3) Less logo, more real value. The difference between premium brands and more commercial brands is no longer a question of style, but necessarily of quality. In the creative Babylon of brands, where the increasingly relevant personalities of individual creative directors override the stylistic DNA of brands, more and more buyers are placing emphasis on the value of what they buy. The challenge for brands is therefore to find new ways to deliver value to a consumer who is becoming increasingly cynical. This means that brands need to make a clear change of direction: make a public retrofront on the heritage/logo issue, and start a massive storytelling on quality and real brand values (such as sustainability).
4) Professional logo, reliable brand. In an increasingly digital world, where physical contact with the products we are going to buy is more and more distant, we often find ourselves evaluating the reliability of an unknown brand from its brand identity. We buy a pair of shoes on a new e-commerce website we found on Instagram, or we book accommodation we have never seen in person through a new ‘in vogue’ app. What we are looking for in that e-commerce or App is a feeling of reliability, which we assess through its professional image. That’s why for these new brands, modern start-ups, having a professional logo (and therefore simple, clean, and without too many graphic games) helps customers to trust it more.

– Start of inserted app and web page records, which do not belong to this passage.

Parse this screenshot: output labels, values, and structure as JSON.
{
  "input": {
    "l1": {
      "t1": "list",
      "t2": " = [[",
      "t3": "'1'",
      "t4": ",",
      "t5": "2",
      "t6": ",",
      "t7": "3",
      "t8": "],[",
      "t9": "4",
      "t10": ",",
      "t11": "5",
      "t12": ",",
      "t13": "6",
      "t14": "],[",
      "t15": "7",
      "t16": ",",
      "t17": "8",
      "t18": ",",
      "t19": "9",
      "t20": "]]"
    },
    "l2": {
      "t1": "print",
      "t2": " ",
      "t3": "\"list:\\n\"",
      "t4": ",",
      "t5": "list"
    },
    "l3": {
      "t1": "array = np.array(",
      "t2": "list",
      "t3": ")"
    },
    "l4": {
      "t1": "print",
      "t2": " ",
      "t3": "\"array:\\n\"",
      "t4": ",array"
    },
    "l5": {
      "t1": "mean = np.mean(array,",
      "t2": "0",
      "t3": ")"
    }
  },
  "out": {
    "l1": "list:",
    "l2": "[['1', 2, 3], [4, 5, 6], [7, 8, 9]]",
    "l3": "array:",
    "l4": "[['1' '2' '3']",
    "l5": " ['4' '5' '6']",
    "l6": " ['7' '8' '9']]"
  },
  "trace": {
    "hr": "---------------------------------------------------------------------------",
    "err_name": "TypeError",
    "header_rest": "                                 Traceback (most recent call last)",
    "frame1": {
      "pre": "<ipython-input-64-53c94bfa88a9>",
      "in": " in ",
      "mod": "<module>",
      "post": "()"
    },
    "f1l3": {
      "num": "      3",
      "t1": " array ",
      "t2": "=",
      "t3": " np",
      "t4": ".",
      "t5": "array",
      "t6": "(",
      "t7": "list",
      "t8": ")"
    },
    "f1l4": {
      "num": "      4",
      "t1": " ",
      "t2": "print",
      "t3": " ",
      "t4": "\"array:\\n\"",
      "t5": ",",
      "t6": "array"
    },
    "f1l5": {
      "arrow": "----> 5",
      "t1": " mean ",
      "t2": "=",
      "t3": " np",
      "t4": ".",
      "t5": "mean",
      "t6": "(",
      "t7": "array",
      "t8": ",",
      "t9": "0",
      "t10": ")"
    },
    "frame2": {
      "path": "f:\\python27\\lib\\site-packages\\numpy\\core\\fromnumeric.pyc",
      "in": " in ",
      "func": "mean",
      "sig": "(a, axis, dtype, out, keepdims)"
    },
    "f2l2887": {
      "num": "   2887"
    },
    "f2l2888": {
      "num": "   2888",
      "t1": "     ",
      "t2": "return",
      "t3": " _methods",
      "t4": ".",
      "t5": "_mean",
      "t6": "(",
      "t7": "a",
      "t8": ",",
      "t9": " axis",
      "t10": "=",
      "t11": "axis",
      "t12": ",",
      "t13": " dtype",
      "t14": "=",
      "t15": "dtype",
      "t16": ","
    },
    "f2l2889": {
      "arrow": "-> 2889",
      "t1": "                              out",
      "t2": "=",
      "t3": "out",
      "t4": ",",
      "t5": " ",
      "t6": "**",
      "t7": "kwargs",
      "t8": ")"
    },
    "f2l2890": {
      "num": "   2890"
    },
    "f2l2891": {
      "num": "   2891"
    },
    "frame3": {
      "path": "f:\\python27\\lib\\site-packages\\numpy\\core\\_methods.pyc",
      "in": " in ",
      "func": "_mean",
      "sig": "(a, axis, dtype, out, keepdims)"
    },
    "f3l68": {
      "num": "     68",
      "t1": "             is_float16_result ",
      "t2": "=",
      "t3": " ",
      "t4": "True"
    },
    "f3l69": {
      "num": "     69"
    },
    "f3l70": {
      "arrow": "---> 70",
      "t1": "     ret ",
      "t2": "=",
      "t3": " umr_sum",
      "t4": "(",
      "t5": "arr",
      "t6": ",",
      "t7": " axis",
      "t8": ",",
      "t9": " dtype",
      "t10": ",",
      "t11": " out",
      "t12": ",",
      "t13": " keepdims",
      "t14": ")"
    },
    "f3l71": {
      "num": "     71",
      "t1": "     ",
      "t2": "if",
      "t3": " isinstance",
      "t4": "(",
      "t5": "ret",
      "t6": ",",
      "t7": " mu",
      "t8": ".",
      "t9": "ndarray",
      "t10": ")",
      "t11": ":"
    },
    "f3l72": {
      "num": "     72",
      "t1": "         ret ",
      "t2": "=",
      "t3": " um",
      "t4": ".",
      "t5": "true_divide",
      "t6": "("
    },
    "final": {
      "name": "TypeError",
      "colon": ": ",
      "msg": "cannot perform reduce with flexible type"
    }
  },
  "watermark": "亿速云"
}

5) The logo has to fit in 16 pixels. This is the least passionate motivation, I realise. But nowadays, corporate identities have to live in very tight spaces. Brand designers have to make their peace and live with the ‘mobile first’ philosophy, as a logo is nowadays seen more from a mobile phone screen than from a giant billboard. A logo, if too aesthetically complex, will be difficult to read when applied to a 120-pixel button or a 16-pixel browser favicon. Identity must therefore give precedence to functionality.
Only time will tell if this ‘little black dress for all occasions’ will last, or if these simple logos will make way for much more detailed, complex and personality-rich branding. Or if “even” the creative archives of the founders will once again become the privileged source from which to draw the stylistic dogmas of the brand. I firmly believe that branding should always communicate the essence of a brand’s long-term vision, rising above the volatile and transient demands of the short term. It should express the deep identity, the link with the original values, and keep the beauty timeless.
But to continue to convey your message you need to maintain an interlocutor: to remain influential in the eyes of your customers is the conditio sine qua non, and to do this you need to adapt to them at all costs, even if it means giving up (perhaps temporarily) the emphasis on your logo.